Case C-433/20 Austro-Mechana Gesellschaft zur Wahrnehmung mechanisch-musikalischer Urheberrechte Gesellschaft mbH v Strato AG
This reference from an Austrian court concerns the reproduction right in the Directive 2001/29/EC (the “Copyright Directive”) and the application of the exemption for reproductions made for private use and for ends that are non-commercial, provided the rights holders receive fair compensation. The defendant in this case provided a cloud storage application and the concern arose from the potential storage by individuals for private use of lawfully acquired copyright material in the cloud storage application – thereby, resulting in a copy of this work being made on the service.
Advocate General Hogan’s Opinion concluded that the reproduction by cloud computing services provided by a third party should constitute “reproductions”. However, he also found that a separate levy should not be payable “by a natural person for their own personal purposes based on cloud computing services provided by a third party” provided that any levies paid in respect of the device or media reflects the harm caused to the rights holder by such reproduction.

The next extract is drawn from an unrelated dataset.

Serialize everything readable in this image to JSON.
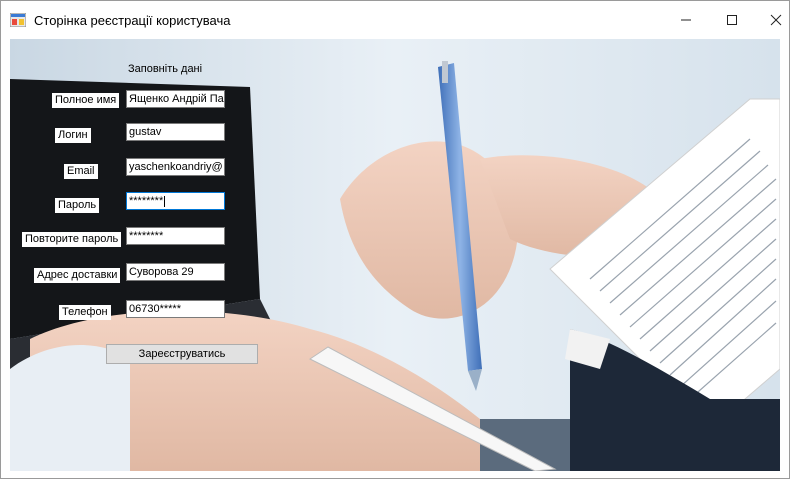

Case C-184/21 Louboutin
This preliminary reference raises questions about the liability of a website operator for the use of a trade mark infringing sign in an advertisement displayed on that website, and whether the use of such an advertisement on an online store is attributable to the website operator if, in the eyes of the internet user, the operator has “played an active role in the preparation of the advertisement or if that advertisement is perceived as forming part of that operator’s own commercial communication”. The case also raises a question about whether a shipper of such goods can be held liable for infringement.

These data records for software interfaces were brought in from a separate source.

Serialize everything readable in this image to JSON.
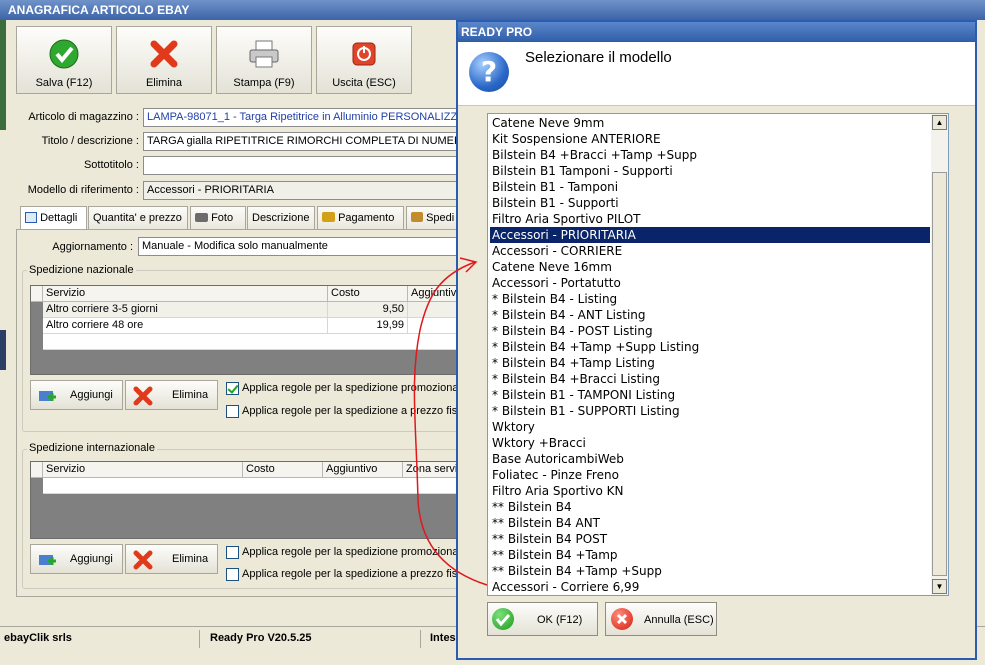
{
  "main_window": {
    "title": "ANAGRAFICA ARTICOLO EBAY",
    "toolbar": {
      "save": "Salva (F12)",
      "delete": "Elimina",
      "print": "Stampa (F9)",
      "exit": "Uscita (ESC)"
    },
    "form": {
      "article_label": "Articolo di magazzino :",
      "article_value": "LAMPA-98071_1 - Targa Ripetitrice in Alluminio PERSONALIZZATA",
      "title_label": "Titolo / descrizione :",
      "title_value": "TARGA gialla RIPETITRICE RIMORCHI COMPLETA DI NUMERI E L",
      "subtitle_label": "Sottotitolo :",
      "subtitle_value": "",
      "model_label": "Modello di riferimento :",
      "model_value": "Accessori - PRIORITARIA"
    },
    "tabs": [
      "Dettagli",
      "Quantita' e prezzo",
      "Foto",
      "Descrizione",
      "Pagamento",
      "Spedi"
    ],
    "update_label": "Aggiornamento :",
    "update_value": "Manuale - Modifica solo manualmente",
    "national": {
      "title": "Spedizione nazionale",
      "columns": [
        "Servizio",
        "Costo",
        "Aggiuntivo"
      ],
      "rows": [
        {
          "service": "Altro corriere 3-5 giorni",
          "cost": "9,50"
        },
        {
          "service": "Altro corriere 48 ore",
          "cost": "19,99"
        }
      ],
      "add": "Aggiungi",
      "delete": "Elimina",
      "check1": "Applica regole per la spedizione promozionale",
      "check2": "Applica regole per la spedizione a prezzo fisso"
    },
    "international": {
      "title": "Spedizione internazionale",
      "columns": [
        "Servizio",
        "Costo",
        "Aggiuntivo",
        "Zona servi"
      ],
      "add": "Aggiungi",
      "delete": "Elimina",
      "check1": "Applica regole per la spedizione promozionale",
      "check2": "Applica regole per la spedizione a prezzo fisso"
    },
    "status": {
      "company": "ebayClik srls",
      "version": "Ready Pro V20.5.25",
      "extra": "Intes"
    }
  },
  "dialog": {
    "title": "READY PRO",
    "message": "Selezionare il modello",
    "items": [
      "Catene Neve 9mm",
      "Kit Sospensione ANTERIORE",
      "Bilstein B4 +Bracci +Tamp +Supp",
      "Bilstein B1 Tamponi - Supporti",
      "Bilstein B1 - Tamponi",
      "Bilstein B1 - Supporti",
      "Filtro Aria Sportivo PILOT",
      "Accessori - PRIORITARIA",
      "Accessori - CORRIERE",
      "Catene Neve 16mm",
      "Accessori - Portatutto",
      "* Bilstein B4 - Listing",
      "* Bilstein B4 - ANT Listing",
      "* Bilstein B4 - POST Listing",
      "* Bilstein B4 +Tamp +Supp Listing",
      "* Bilstein B4 +Tamp Listing",
      "* Bilstein B4 +Bracci Listing",
      "* Bilstein B1 - TAMPONI Listing",
      "* Bilstein B1 - SUPPORTI Listing",
      "Wktory",
      "Wktory +Bracci",
      "Base AutoricambiWeb",
      "Foliatec - Pinze Freno",
      "Filtro Aria Sportivo KN",
      "** Bilstein B4",
      "** Bilstein B4 ANT",
      "** Bilstein B4 POST",
      "** Bilstein B4 +Tamp",
      "** Bilstein B4 +Tamp +Supp",
      "Accessori - Corriere 6,99"
    ],
    "selected_index": 7,
    "ok": "OK (F12)",
    "cancel": "Annulla (ESC)"
  }
}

No opinion has been released by an Advocate General to date.
Case C-531/20 – NovaText GmbH v Ruprecht-Karls-Universität Heidelberg

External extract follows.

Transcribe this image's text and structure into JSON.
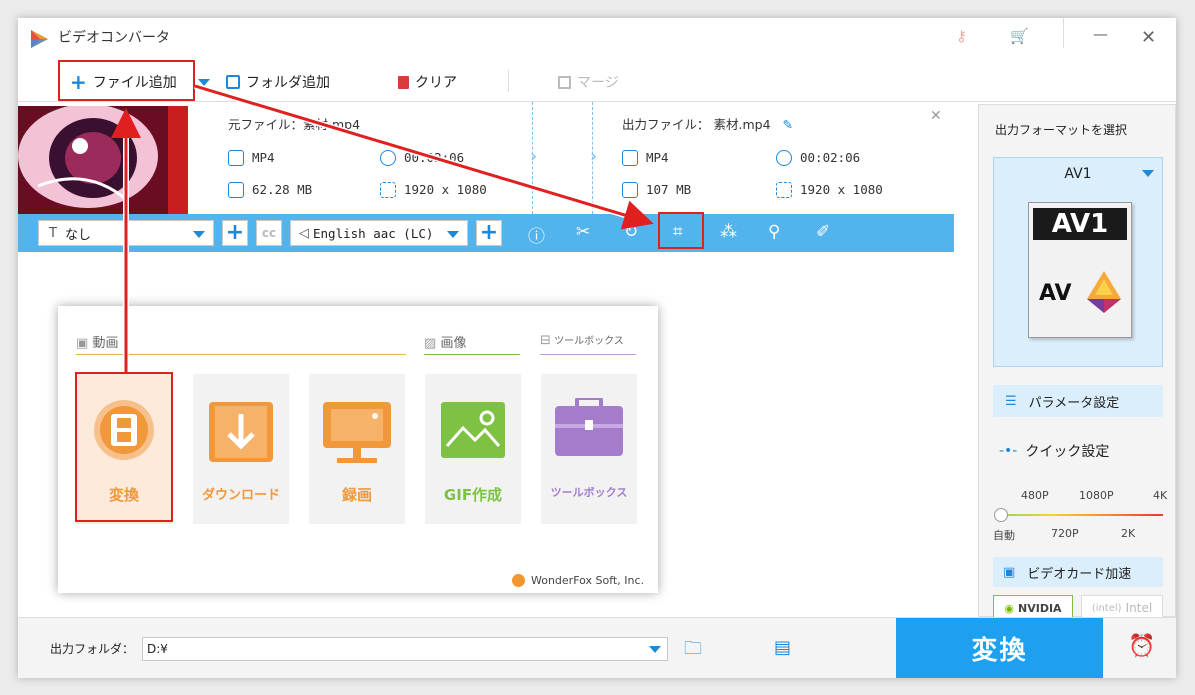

This reference from a German court raised the question about whether Articles 3 and 14 of Directive 2004/48/EC (the “IP Enforcement Directive”) should be interpreted to preclude any national legislation, which imposes an obligation on the unsuccessful party in a claim to reimburse the costs of the other party incurred in utilising a patent attorney, regardless of whether the patent attorney was necessary for the resolution of the case.
Advocate General Campos Sánchez-Bordona’s November 2021 Opinion found that the IP Enforcement Directive does prevent such legislation, as such automatic reimbursement would bypass the necessary judicial assessment of reasonableness and proportionality and could breach the principle that national procedures must not be unnecessarily costly.
Case C-716/20 RTL Television
This case will examine whether “cable retransmission” under Article 1(3) of Council Directive 93/83/EEC (the “Satellite and Cable Directive”) covers the distribution to the public, on a simultaneous basis and entirely by cable, of a primary broadcast of television or radio programmes intended for the public (even if the distributor is not a broadcasting organisation) and whether the simultaneous distribution of the broadcasts of a television channel, through hotel television sets, constitutes a retransmission within the meaning of the Satellite and Cable Directive.
Case C-559/20 Koch Media
This case will examine Article 14 of the IP Enforcement Directive and whether the IP Enforcement Directive covers necessary lawyers’ fees as “legal costs” or as “other expenses” where the rights holder “asserts, out of court, a right to apply for a prohibitory injunction against an infringer of those rights by way of a warning notice”. Another question raised concerns the entitlement of a rights holder to the full reimbursement of said costs, or at least a reasonable and substantial proportion, even if the infringer is a natural person acting outside their trade or profession. This case is expected to progress this year.
For an overview of some developments in IP law from the past year, please see our Look Back article, here.